The night before the memorial for Sam Grafton, I sat at a table with four women sharing stories, tears, and laughter. Two, Kim and Cate, are incredibly strong women that I’ve admired for years. One, Gwen, I met for the first time and felt an immediate bond with, wondering how I’d gone almost thirty years without meeting her. In a community of 150 people it’s not like there’s a lot of places to hide.
Later, I realized that quiet gathering was the first time I’d ever been invited to dinner by anyone in the town.
Don’t get me wrong; that’s not a statement of self-pity or judgement. I laughed. Because I realized how private our life is. Most likely the same holds true for the majority of people there. I mean, if we were social butterflies we wouldn’t live miles from a grocery store.
I am fully content in just the company of my husband (and son when he lived at home). We get on people overload quickly, and reach that level at the same time. While I can talk to anyone, about anything, anywhere, it’s only for a limited time. And then I’m overwhelmed and need the woods and the quiet, the husband and the dogs, the old house and books.

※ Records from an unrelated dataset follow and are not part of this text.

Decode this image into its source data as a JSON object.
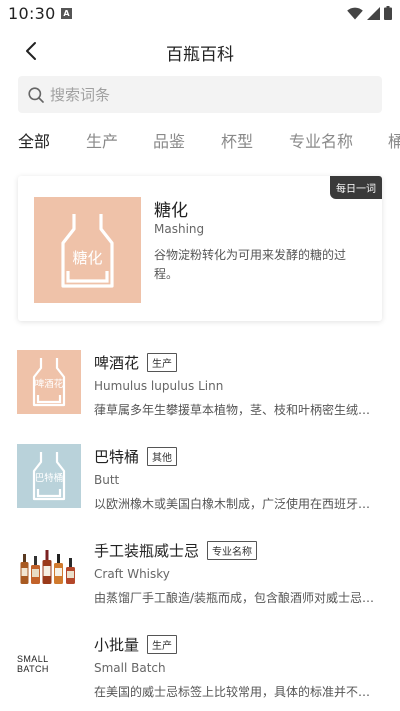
{
  "status_bar": {
    "time": "10:30",
    "notification_letter": "A"
  },
  "header": {
    "title": "百瓶百科"
  },
  "search": {
    "placeholder": "搜索词条"
  },
  "tabs": [
    {
      "label": "全部",
      "active": true
    },
    {
      "label": "生产",
      "active": false
    },
    {
      "label": "品鉴",
      "active": false
    },
    {
      "label": "杯型",
      "active": false
    },
    {
      "label": "专业名称",
      "active": false
    },
    {
      "label": "桶",
      "active": false
    }
  ],
  "featured": {
    "badge": "每日一词",
    "thumb_text": "糖化",
    "thumb_color": "#efc2a9",
    "title": "糖化",
    "subtitle": "Mashing",
    "description": "谷物淀粉转化为可用来发酵的糖的过程。"
  },
  "items": [
    {
      "thumb_text": "啤酒花",
      "thumb_color": "#efc2a9",
      "title": "啤酒花",
      "tag": "生产",
      "subtitle": "Humulus lupulus Linn",
      "description": "葎草属多年生攀援草本植物，茎、枝和叶柄密生绒毛和倒钩刺"
    },
    {
      "thumb_text": "巴特桶",
      "thumb_color": "#b9d2da",
      "title": "巴特桶",
      "tag": "其他",
      "subtitle": "Butt",
      "description": "以欧洲橡木或美国白橡木制成，广泛使用在西班牙雪莉酒的陈酿"
    },
    {
      "thumb_text": "",
      "thumb_color": "#ffffff",
      "title": "手工装瓶威士忌",
      "tag": "专业名称",
      "subtitle": "Craft Whisky",
      "description": "由蒸馏厂手工酿造/装瓶而成，包含酿酒师对威士忌的独特理解"
    },
    {
      "thumb_text": "SMALL BATCH",
      "thumb_color": "#ffffff",
      "title": "小批量",
      "tag": "生产",
      "subtitle": "Small Batch",
      "description": "在美国的威士忌标签上比较常用，具体的标准并不统一"
    }
  ]
}
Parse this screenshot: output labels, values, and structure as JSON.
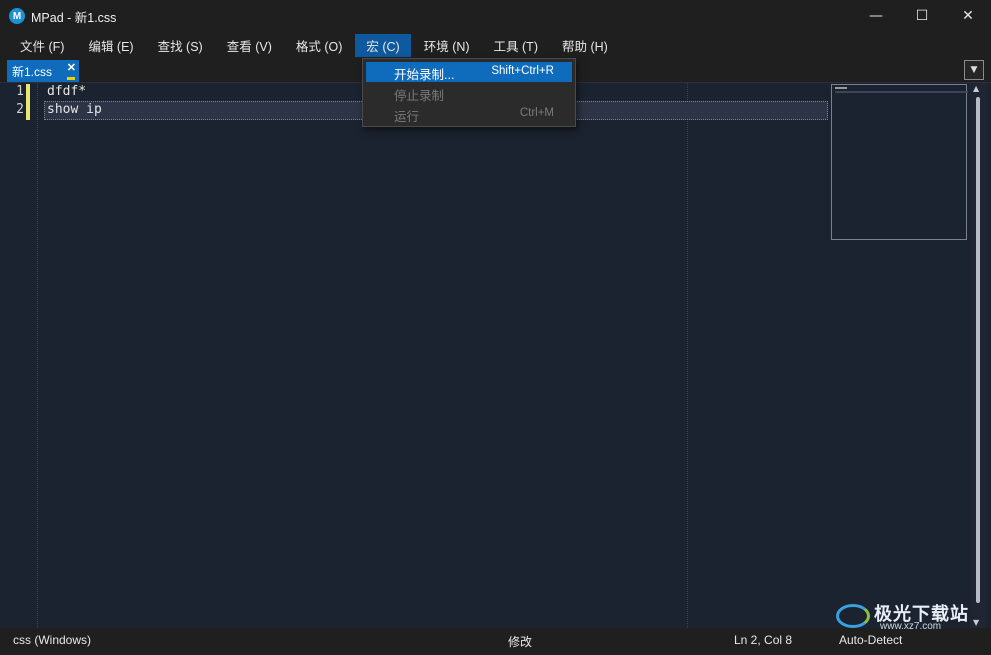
{
  "window": {
    "app_icon_letter": "M",
    "title": "MPad - 新1.css",
    "minimize_glyph": "—",
    "maximize_glyph": "☐",
    "close_glyph": "✕"
  },
  "menu": [
    {
      "label": "文件 (F)"
    },
    {
      "label": "编辑 (E)"
    },
    {
      "label": "查找 (S)"
    },
    {
      "label": "查看 (V)"
    },
    {
      "label": "格式 (O)"
    },
    {
      "label": "宏 (C)"
    },
    {
      "label": "环境 (N)"
    },
    {
      "label": "工具 (T)"
    },
    {
      "label": "帮助 (H)"
    }
  ],
  "macro_menu": {
    "items": [
      {
        "label": "开始录制...",
        "shortcut": "Shift+Ctrl+R"
      },
      {
        "label": "停止录制",
        "shortcut": ""
      },
      {
        "label": "运行",
        "shortcut": "Ctrl+M"
      }
    ]
  },
  "tab": {
    "label": "新1.css",
    "close_glyph": "✕"
  },
  "editor": {
    "lines": [
      {
        "num": "1",
        "text": "dfdf*"
      },
      {
        "num": "2",
        "text": "show ip"
      }
    ]
  },
  "status": {
    "syntax": "css (Windows)",
    "state": "修改",
    "position": "Ln 2, Col 8",
    "encoding": "Auto-Detect"
  },
  "watermark": {
    "text": "极光下载站",
    "url": "www.xz7.com"
  },
  "colors": {
    "accent": "#0f6cbd",
    "editor_bg": "#1b2230",
    "modified_marker": "#e8e870"
  }
}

Writing is a solitary endeavor which also impacts time for socializing. I’d rather be in my corner, deep in a story world, then out at some noisy location surrounded by strangers.
I grew up wanting to be a hermit, a writer, and an eccentric who lived in the middle of the woods with a bunch of dogs. So what did I become? A hermit with family. A person who socializes occasionally. A person who socializes online on a blog. And of course, a person with dogs.
I do enjoy socializing. Just in small groups. And in limited doses. A friend staying for the weekend. A visit with another over tea. During those times we talk and talk and talk, until the husband escapes to his wood shop. With those friends, socializing is comfortable and I never reach people overload.
The past few weeks, since Sam died, I’ve been around more people than in years. And there’s comfort in that shared grieving. There’s community. And there’s been those jewel-like moments like dinner with four women around a table.
I’ve learned that socializing for me, isn’t crowds or being out in public, or spending time with acquaintances. It’s sharing with the few who are important in my life, who add to my world, who teach, who care, who surround me with their strength, who make me laugh. And sometimes cry.
You know who you are, even if I see you only once a year. I may not call, I may not drop in for a visit. But my silence isn’t a lack of caring. It’s me excelling in my form of socializing.